- Data for analysis
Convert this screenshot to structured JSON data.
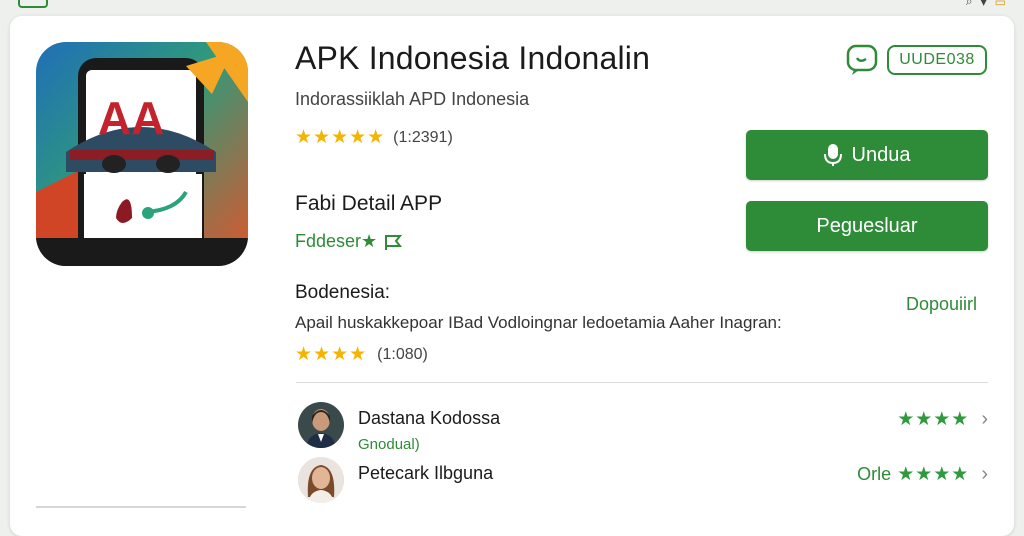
{
  "app": {
    "title": "APK Indonesia Indonalin",
    "subtitle": "Indorassiiklah APD Indonesia",
    "rating_stars": "★★★★★",
    "rating_count": "(1:2391)"
  },
  "badges": {
    "code": "UUDE038"
  },
  "buttons": {
    "download": "Undua",
    "secondary": "Peguesluar"
  },
  "detail": {
    "title": "Fabi Detail  APP",
    "developer": "Fddeser★",
    "developer_icon": "flag-icon"
  },
  "section": {
    "title": "Bodenesia:",
    "description": "Apail huskakkepoar IBad Vodloingnar ledoetamia Aaher Inagran:",
    "link": "Dopouiirl",
    "rating_stars": "★★★★",
    "rating_count": "(1:080)"
  },
  "reviews": [
    {
      "name": "Dastana Kodossa",
      "sub": "Gnodual)",
      "prefix": "",
      "stars": "★★★★"
    },
    {
      "name": "Petecark Ilbguna",
      "sub": "",
      "prefix": "Orle",
      "stars": "★★★★"
    }
  ],
  "colors": {
    "accent": "#2e8b37",
    "star": "#f4b400",
    "card": "#ffffff",
    "background": "#eef0ee"
  }
}
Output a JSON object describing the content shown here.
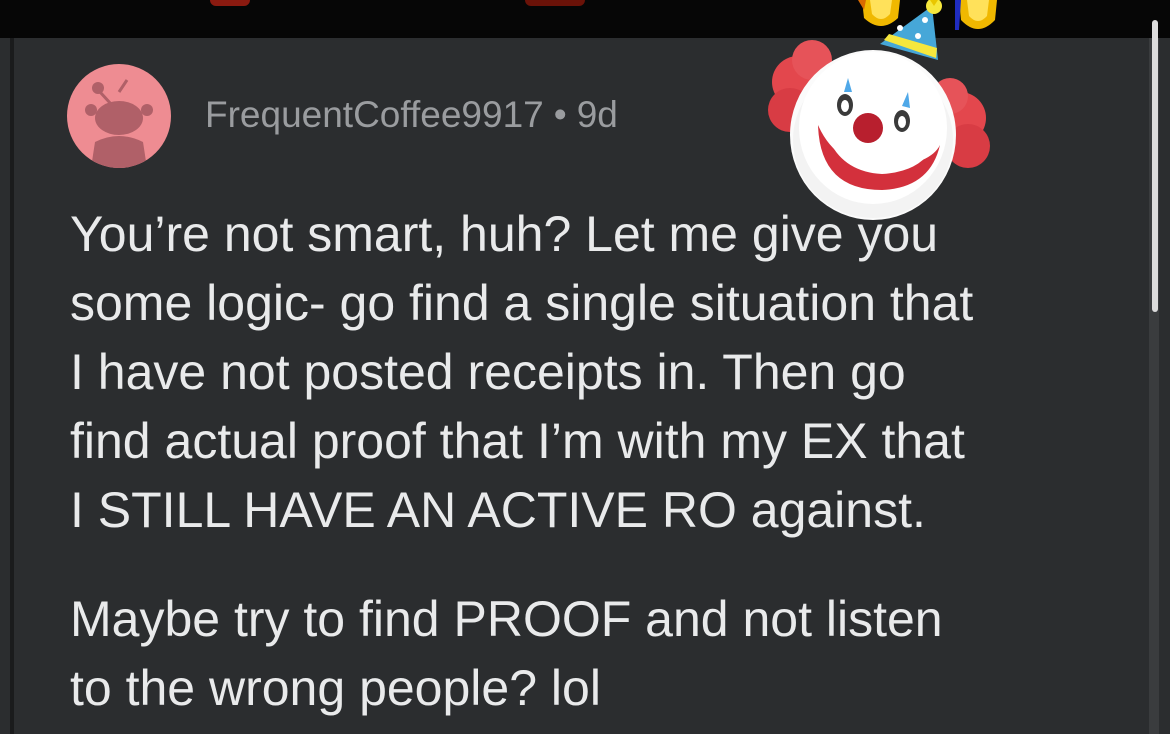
{
  "comment": {
    "username": "FrequentCoffee9917",
    "separator": "•",
    "age": "9d",
    "paragraphs": [
      {
        "lines": [
          "You’re not smart, huh? Let me give you",
          "some logic- go find a single situation that",
          "I have not posted receipts in. Then go",
          "find actual proof that I’m with my EX that",
          "I STILL HAVE AN ACTIVE RO against."
        ]
      },
      {
        "lines": [
          "Maybe try to find PROOF and not listen",
          "to the wrong people? lol"
        ]
      }
    ]
  },
  "stickers": {
    "clown": "clown-face-emoji",
    "party_hat": "party-hat-emoji",
    "flames": "fire-emoji"
  },
  "colors": {
    "background": "#2b2d2f",
    "text": "#e9eaeb",
    "meta_text": "#9a9c9f",
    "avatar_bg": "#ee8c92"
  }
}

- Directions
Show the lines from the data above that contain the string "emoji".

- Solution for this exercise
    "clown": "clown-face-emoji",
    "party_hat": "party-hat-emoji",
    "flames": "fire-emoji"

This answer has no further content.